A majority of contractors and traders failed to hedge their risks by using steel rebar futures contracts to lock in their buying price at Dh2,500 a tonne for a period of 18 months, as against the current price of Dh4,000, a senior executive at the Dubai Gold and Commodities Exchange – or DGCX – has said.
“Only a small number of people have used the futures to hedge their risks. Most of the contractors are now crying, as steel prices have shot up,” John Short, Executive Director, Steel and Base Metals, Dubai Multi Commodities Centre (DMCC), told Emirates Business.
DGCX has traded about 4,900 contracts, equivalent to 49,000 metric tonnes of rebar, since October 29 when the contract was introduced.
“East Africa, Red Sea and Arabian Gulf rebar market is well correlated to the Dubai rebar price. So far we have been 98.92 per cent correct in terms of price correlation. And that is a key element of our success,” Short said.
Dubai rebar price assumes a high significance as trade flows from the Black Sea across Asia to China and down to the Mediterranean, with Dubai being the strategic point where these two trade flows converge.
Globally, steel is a 1.2 billion-tonne industry, with some 400 million tonnes traded each year. The steel industry in the Middle East has witnessed significant growth in recent years, and about 50 million tonnes of the metal is now traded and consumed in the region annually, according to the DGCX website.
Driven by the region’s infrastructure projects, the GCC’s per capita steel consumption is 380kg, among the highest in the world. Dubai consumes more than 500kg per capita, against the global average of 182kg.

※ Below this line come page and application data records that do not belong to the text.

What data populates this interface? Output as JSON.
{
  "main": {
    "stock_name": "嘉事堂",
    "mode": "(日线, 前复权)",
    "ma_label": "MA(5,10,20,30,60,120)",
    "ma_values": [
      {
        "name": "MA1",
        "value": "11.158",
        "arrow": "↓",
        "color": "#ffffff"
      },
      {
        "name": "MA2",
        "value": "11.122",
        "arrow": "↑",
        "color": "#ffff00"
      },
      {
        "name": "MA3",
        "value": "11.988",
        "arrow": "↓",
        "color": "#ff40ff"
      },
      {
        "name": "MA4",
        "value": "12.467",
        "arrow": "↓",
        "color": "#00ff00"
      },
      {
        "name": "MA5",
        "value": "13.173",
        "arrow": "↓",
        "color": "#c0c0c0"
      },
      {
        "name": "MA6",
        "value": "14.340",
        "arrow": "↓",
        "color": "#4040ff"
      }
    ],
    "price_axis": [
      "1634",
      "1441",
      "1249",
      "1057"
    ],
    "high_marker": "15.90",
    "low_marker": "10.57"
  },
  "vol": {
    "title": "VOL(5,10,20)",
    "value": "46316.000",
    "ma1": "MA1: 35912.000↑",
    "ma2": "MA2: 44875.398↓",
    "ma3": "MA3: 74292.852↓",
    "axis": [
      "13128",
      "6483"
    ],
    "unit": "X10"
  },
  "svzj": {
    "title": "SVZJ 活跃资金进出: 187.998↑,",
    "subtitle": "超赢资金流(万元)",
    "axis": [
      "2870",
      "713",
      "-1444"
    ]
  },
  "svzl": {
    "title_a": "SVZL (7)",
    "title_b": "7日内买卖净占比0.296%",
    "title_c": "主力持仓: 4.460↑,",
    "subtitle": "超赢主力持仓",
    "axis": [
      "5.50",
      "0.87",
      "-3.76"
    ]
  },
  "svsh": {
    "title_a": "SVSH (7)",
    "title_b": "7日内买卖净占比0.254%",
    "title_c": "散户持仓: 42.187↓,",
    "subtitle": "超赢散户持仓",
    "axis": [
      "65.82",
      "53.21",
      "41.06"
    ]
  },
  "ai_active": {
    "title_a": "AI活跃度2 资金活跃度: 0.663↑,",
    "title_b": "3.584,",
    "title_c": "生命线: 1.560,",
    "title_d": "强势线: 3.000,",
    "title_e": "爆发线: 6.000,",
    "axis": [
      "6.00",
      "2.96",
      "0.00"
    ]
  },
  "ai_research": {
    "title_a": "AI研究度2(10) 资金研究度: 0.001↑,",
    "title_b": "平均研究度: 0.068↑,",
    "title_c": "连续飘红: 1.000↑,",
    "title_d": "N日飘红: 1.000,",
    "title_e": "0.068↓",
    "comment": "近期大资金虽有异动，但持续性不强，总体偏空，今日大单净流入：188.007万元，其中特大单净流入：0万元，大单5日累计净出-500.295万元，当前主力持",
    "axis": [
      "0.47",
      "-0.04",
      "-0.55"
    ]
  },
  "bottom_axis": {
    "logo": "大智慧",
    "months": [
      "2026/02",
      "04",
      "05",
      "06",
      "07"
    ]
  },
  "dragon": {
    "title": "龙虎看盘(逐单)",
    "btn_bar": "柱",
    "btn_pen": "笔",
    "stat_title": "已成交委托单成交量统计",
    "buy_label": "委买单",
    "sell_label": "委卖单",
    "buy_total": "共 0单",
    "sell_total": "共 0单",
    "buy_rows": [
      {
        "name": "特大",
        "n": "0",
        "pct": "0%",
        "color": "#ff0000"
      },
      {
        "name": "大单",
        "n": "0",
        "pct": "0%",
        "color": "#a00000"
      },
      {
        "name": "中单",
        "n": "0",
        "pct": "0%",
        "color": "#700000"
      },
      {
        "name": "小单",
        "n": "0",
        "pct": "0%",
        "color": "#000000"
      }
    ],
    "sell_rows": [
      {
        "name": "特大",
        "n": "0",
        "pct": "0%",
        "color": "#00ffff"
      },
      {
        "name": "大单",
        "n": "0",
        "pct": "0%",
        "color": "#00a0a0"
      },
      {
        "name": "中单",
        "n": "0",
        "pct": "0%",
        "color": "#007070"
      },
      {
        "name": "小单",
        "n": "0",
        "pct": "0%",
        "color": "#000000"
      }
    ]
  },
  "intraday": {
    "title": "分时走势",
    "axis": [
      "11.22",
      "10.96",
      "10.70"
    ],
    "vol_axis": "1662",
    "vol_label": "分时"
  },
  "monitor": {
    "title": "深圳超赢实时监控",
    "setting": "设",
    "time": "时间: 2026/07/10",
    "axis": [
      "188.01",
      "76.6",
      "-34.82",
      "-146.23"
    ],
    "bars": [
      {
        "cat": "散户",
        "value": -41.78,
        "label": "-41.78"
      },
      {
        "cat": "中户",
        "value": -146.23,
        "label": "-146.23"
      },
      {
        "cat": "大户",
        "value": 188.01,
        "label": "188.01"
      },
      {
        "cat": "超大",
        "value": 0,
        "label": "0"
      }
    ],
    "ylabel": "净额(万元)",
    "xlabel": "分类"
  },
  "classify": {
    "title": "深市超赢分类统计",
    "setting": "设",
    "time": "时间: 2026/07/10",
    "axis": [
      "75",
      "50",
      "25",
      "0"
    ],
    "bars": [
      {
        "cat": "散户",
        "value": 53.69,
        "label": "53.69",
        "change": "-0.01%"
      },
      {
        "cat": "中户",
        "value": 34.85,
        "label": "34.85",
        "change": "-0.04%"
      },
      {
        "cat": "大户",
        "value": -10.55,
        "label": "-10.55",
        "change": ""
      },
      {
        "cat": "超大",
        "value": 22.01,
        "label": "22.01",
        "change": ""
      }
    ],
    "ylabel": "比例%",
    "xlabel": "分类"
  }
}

A substantial amount of time is being devoted by DMCC officials to educate senior executives of contracting companies about the various benefits of steel rebar futures contracts. “Many of the people still don’t understand the benefits of hedging. We have been holding conferences and educating people on steel futures,” Short said.
Contractors recently told Emirates Business that they were looking to use the steel rebar futures contract. “As contractors, we will certainly be hedging against soaring steel prices by using the DGCX platform,” Abid Junaid, Executive Director of Ascon, a division of ETA Ascon Group, said.
According to industry experts, most of the steel demand in the country is met by imports from Turkey. Rebar finds significant usage in real estate, construction and other key industries, and constitutes 80 per cent of all steel used in the Gulf, especially in the UAE.
Between 80 and 85 per cent of the rebar is made from scrap and the rest from iron-ore and coke. The rise in steel prices reflects the steep increase in the cost of inputs such as coke, iron-ore, scrap and energy. Other factors pushing up prices include a weak dollar, rising cost of ocean freight, and higher natural gas prices.
Turkey’s Izmir Demir Celik Sanayi, Ekinciler Iron and Steelworks, and Diler Iron and Steel; Al Tuwairqi Group (Al Ittefaq Steel Products); Saudi Arabia’s Sabic Steel (Hadeed); Qatar Steel Company; and the UAE’s Emirates Iron and Steel are among the approved DGCX producers.
There are two ways to hedge futures. First on-exchange trading and exchange of futures for physical arrangements.
There is not yet a sufficiently long forward curve for on-exchange trading nor there is enough daily liquidity to support on-exchange trading for large volumes.
EFP arrangements are negotiated off-exchange then posted on-exchange in the form of block trades. They can be offered forward 12-18 months.
Most traders fail to hedge risk using steel